=== Work order ===
Wherever a picture sits, omit it. Output the rest of the listing exactly.

=== Data extract ===

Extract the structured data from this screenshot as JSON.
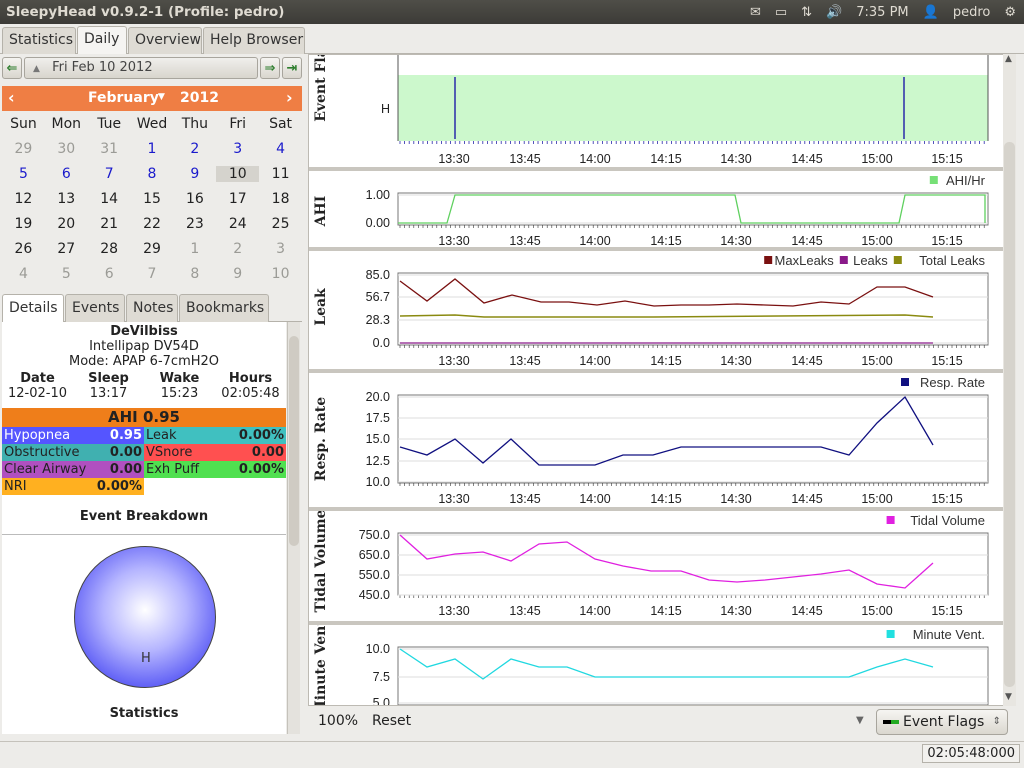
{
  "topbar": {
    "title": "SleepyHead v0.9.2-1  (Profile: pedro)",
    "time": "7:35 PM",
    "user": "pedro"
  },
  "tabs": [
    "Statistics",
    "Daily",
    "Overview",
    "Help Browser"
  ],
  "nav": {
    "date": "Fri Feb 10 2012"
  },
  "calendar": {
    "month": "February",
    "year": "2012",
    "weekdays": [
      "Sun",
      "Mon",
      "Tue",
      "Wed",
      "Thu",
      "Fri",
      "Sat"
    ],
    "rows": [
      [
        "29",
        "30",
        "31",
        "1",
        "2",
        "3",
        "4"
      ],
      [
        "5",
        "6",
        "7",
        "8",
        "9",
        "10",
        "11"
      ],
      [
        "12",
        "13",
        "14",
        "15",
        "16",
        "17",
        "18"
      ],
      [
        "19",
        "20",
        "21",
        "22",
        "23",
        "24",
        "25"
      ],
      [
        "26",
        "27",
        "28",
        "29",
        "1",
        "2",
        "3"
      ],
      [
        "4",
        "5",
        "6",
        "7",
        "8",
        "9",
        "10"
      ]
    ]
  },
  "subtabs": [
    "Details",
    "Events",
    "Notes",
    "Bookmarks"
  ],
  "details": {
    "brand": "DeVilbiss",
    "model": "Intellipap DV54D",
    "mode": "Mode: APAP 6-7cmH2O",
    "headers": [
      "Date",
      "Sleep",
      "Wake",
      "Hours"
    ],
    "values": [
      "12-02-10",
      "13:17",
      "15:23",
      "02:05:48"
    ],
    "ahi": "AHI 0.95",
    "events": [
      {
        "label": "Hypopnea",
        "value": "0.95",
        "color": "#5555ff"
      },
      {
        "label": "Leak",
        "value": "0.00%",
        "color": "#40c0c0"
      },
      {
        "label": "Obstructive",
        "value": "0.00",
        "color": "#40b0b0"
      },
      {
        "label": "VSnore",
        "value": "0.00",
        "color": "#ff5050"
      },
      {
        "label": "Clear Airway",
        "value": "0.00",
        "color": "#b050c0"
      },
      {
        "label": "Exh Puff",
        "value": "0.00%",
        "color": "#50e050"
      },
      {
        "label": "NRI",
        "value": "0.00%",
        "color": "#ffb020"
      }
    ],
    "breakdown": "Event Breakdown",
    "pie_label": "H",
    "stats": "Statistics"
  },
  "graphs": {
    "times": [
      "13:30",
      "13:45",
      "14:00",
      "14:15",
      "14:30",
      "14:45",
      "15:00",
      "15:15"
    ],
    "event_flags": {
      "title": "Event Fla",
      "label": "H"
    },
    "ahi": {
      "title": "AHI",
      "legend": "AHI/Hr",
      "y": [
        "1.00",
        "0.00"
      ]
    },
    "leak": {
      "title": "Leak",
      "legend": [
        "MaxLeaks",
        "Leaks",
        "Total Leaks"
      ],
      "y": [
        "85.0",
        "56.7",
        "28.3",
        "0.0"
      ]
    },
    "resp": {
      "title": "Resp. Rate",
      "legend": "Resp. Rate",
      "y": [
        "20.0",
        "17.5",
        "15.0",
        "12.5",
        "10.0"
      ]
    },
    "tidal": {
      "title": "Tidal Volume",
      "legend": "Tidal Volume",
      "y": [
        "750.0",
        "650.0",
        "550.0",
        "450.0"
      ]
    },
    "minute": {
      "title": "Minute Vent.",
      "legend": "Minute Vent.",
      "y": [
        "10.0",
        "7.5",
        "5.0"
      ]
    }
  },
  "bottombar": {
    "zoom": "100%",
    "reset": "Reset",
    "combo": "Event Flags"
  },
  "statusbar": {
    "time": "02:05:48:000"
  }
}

=== Response ===
Extract the structured data from this screenshot as JSON.
{
  "topbar": {
    "title": "SleepyHead v0.9.2-1  (Profile: pedro)",
    "time": "7:35 PM",
    "user": "pedro"
  },
  "tabs": [
    "Statistics",
    "Daily",
    "Overview",
    "Help Browser"
  ],
  "nav": {
    "date": "Fri Feb 10 2012"
  },
  "calendar": {
    "month": "February",
    "year": "2012",
    "weekdays": [
      "Sun",
      "Mon",
      "Tue",
      "Wed",
      "Thu",
      "Fri",
      "Sat"
    ],
    "rows": [
      [
        "29",
        "30",
        "31",
        "1",
        "2",
        "3",
        "4"
      ],
      [
        "5",
        "6",
        "7",
        "8",
        "9",
        "10",
        "11"
      ],
      [
        "12",
        "13",
        "14",
        "15",
        "16",
        "17",
        "18"
      ],
      [
        "19",
        "20",
        "21",
        "22",
        "23",
        "24",
        "25"
      ],
      [
        "26",
        "27",
        "28",
        "29",
        "1",
        "2",
        "3"
      ],
      [
        "4",
        "5",
        "6",
        "7",
        "8",
        "9",
        "10"
      ]
    ]
  },
  "subtabs": [
    "Details",
    "Events",
    "Notes",
    "Bookmarks"
  ],
  "details": {
    "brand": "DeVilbiss",
    "model": "Intellipap DV54D",
    "mode": "Mode: APAP 6-7cmH2O",
    "headers": [
      "Date",
      "Sleep",
      "Wake",
      "Hours"
    ],
    "values": [
      "12-02-10",
      "13:17",
      "15:23",
      "02:05:48"
    ],
    "ahi": "AHI 0.95",
    "events": [
      {
        "label": "Hypopnea",
        "value": "0.95",
        "color": "#5555ff"
      },
      {
        "label": "Leak",
        "value": "0.00%",
        "color": "#40c0c0"
      },
      {
        "label": "Obstructive",
        "value": "0.00",
        "color": "#40b0b0"
      },
      {
        "label": "VSnore",
        "value": "0.00",
        "color": "#ff5050"
      },
      {
        "label": "Clear Airway",
        "value": "0.00",
        "color": "#b050c0"
      },
      {
        "label": "Exh Puff",
        "value": "0.00%",
        "color": "#50e050"
      },
      {
        "label": "NRI",
        "value": "0.00%",
        "color": "#ffb020"
      }
    ],
    "breakdown": "Event Breakdown",
    "pie_label": "H",
    "stats": "Statistics"
  },
  "graphs": {
    "times": [
      "13:30",
      "13:45",
      "14:00",
      "14:15",
      "14:30",
      "14:45",
      "15:00",
      "15:15"
    ],
    "event_flags": {
      "title": "Event Fla",
      "label": "H"
    },
    "ahi": {
      "title": "AHI",
      "legend": "AHI/Hr",
      "y": [
        "1.00",
        "0.00"
      ]
    },
    "leak": {
      "title": "Leak",
      "legend": [
        "MaxLeaks",
        "Leaks",
        "Total Leaks"
      ],
      "y": [
        "85.0",
        "56.7",
        "28.3",
        "0.0"
      ]
    },
    "resp": {
      "title": "Resp. Rate",
      "legend": "Resp. Rate",
      "y": [
        "20.0",
        "17.5",
        "15.0",
        "12.5",
        "10.0"
      ]
    },
    "tidal": {
      "title": "Tidal Volume",
      "legend": "Tidal Volume",
      "y": [
        "750.0",
        "650.0",
        "550.0",
        "450.0"
      ]
    },
    "minute": {
      "title": "Minute Vent.",
      "legend": "Minute Vent.",
      "y": [
        "10.0",
        "7.5",
        "5.0"
      ]
    }
  },
  "bottombar": {
    "zoom": "100%",
    "reset": "Reset",
    "combo": "Event Flags"
  },
  "statusbar": {
    "time": "02:05:48:000"
  }
}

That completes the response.